• [TASK DESCRIPTION]
Among the entries below, copy every line that carries the word "JSON".

• [LISTED RECORDS]
*** Block opens ***
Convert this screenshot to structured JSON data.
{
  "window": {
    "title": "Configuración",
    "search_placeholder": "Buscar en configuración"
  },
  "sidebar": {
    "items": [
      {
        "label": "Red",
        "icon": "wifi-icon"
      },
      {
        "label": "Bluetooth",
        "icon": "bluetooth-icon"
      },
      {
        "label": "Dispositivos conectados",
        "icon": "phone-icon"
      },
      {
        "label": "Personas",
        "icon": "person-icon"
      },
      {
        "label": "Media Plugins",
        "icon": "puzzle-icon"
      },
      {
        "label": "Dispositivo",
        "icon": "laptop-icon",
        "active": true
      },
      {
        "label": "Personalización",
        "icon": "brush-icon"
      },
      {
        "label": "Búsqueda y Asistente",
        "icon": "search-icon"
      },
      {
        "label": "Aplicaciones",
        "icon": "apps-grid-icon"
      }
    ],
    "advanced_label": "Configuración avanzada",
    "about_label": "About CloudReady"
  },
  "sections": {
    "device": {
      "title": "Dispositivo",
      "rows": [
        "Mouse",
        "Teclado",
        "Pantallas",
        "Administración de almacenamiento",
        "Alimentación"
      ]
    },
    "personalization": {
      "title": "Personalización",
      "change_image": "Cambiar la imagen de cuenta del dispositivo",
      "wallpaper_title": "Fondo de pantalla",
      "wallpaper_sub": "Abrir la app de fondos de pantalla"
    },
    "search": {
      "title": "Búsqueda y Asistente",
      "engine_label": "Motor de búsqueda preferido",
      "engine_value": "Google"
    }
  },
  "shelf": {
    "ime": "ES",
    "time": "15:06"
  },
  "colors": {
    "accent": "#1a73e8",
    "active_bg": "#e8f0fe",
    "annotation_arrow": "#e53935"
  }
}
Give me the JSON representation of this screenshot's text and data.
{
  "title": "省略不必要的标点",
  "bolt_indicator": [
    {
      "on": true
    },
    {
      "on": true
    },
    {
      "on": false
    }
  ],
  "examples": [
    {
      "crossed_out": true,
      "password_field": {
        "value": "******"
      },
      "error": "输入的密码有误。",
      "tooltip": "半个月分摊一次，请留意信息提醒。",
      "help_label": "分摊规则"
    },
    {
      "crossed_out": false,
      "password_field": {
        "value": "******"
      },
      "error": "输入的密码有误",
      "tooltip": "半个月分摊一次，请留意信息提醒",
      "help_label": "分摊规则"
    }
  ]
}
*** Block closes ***
• [ANSWER SECTION]
Convert this screenshot to structured JSON data.
Give me the JSON representation of this screenshot's text and data.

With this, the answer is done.